Aim of the task – Copy out every line of the data where the word "title" is found.

Items from an interface collection –
++++

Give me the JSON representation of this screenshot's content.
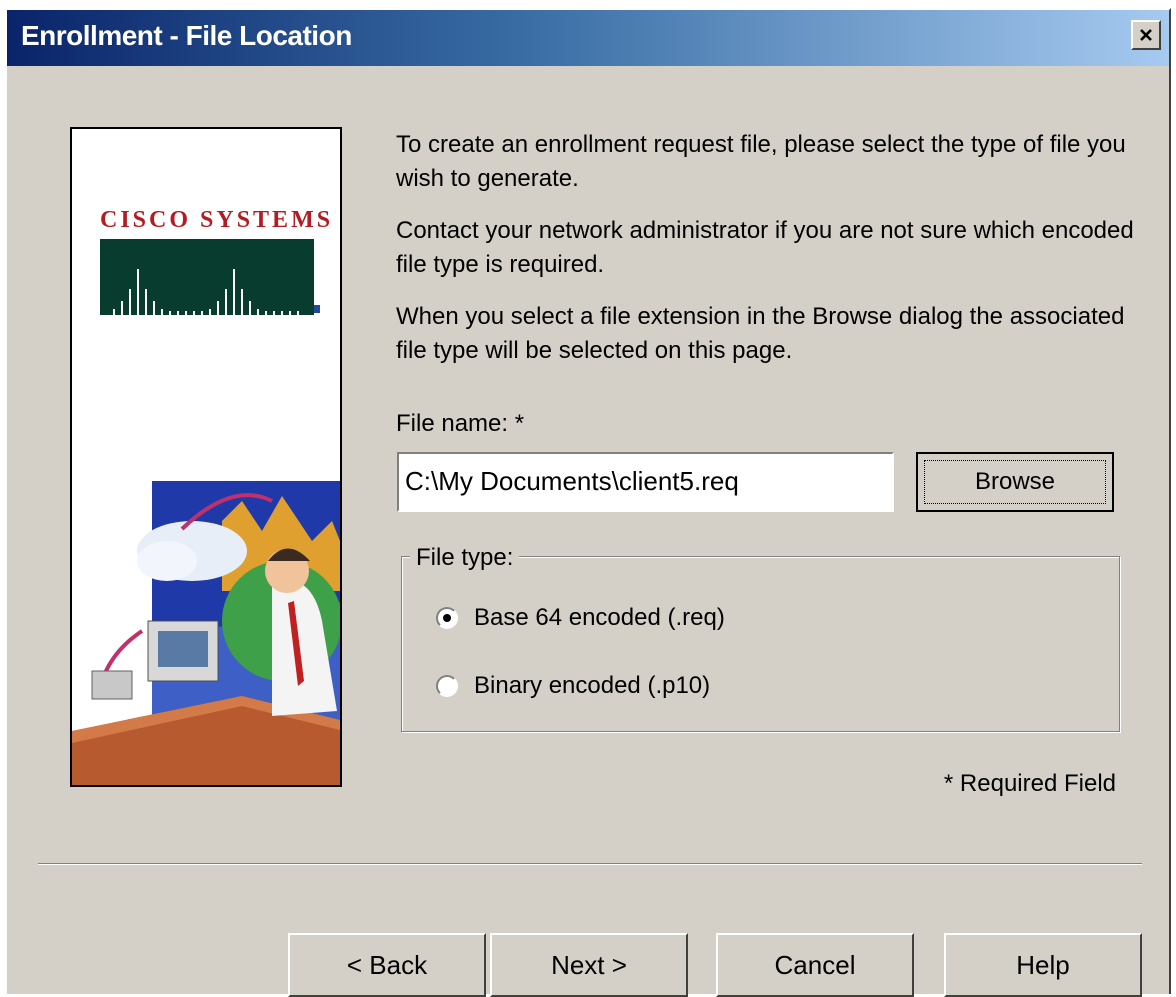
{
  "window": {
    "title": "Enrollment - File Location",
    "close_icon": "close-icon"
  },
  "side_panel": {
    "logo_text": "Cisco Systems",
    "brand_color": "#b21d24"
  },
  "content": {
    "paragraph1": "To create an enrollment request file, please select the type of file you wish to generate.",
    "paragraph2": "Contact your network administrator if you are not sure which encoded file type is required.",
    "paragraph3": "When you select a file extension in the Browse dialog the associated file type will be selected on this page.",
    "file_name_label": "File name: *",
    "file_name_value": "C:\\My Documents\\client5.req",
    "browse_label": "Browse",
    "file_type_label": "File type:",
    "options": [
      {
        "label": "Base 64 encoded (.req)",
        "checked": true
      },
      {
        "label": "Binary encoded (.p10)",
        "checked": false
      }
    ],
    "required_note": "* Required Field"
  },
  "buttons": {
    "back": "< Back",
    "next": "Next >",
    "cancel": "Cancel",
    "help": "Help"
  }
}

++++

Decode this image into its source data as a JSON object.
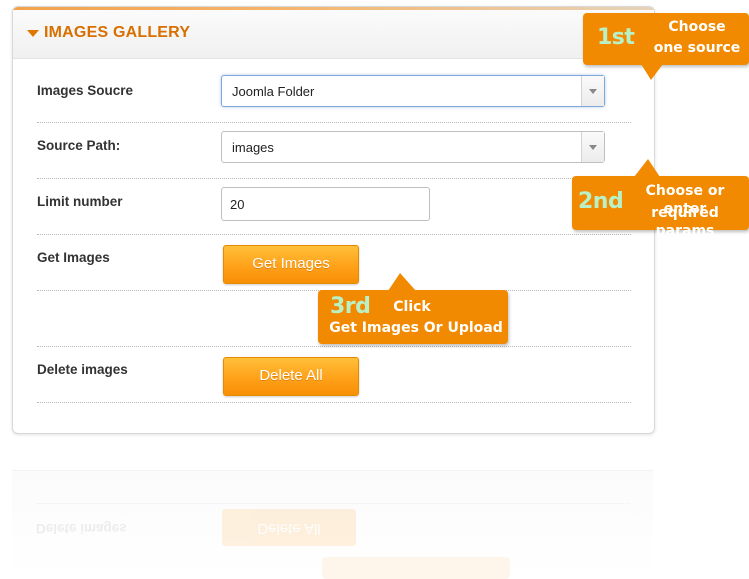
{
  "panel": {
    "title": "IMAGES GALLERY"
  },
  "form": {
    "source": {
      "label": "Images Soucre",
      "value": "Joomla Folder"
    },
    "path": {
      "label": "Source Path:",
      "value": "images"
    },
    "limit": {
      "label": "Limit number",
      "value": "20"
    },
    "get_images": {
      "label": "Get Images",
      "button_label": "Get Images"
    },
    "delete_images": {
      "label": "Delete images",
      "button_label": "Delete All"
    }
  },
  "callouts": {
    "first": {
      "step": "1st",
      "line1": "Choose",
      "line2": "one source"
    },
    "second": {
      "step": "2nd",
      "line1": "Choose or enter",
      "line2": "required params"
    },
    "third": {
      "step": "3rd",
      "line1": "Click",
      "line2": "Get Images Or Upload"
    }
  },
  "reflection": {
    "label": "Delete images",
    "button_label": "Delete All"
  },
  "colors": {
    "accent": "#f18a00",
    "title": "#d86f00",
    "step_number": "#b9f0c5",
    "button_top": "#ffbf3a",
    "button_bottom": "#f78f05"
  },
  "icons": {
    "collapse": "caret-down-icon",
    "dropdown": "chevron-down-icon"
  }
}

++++

Written response –
    "title": "Enrollment - File Location",
    "title": "IMAGES GALLERY"
    "title": "#d86f00",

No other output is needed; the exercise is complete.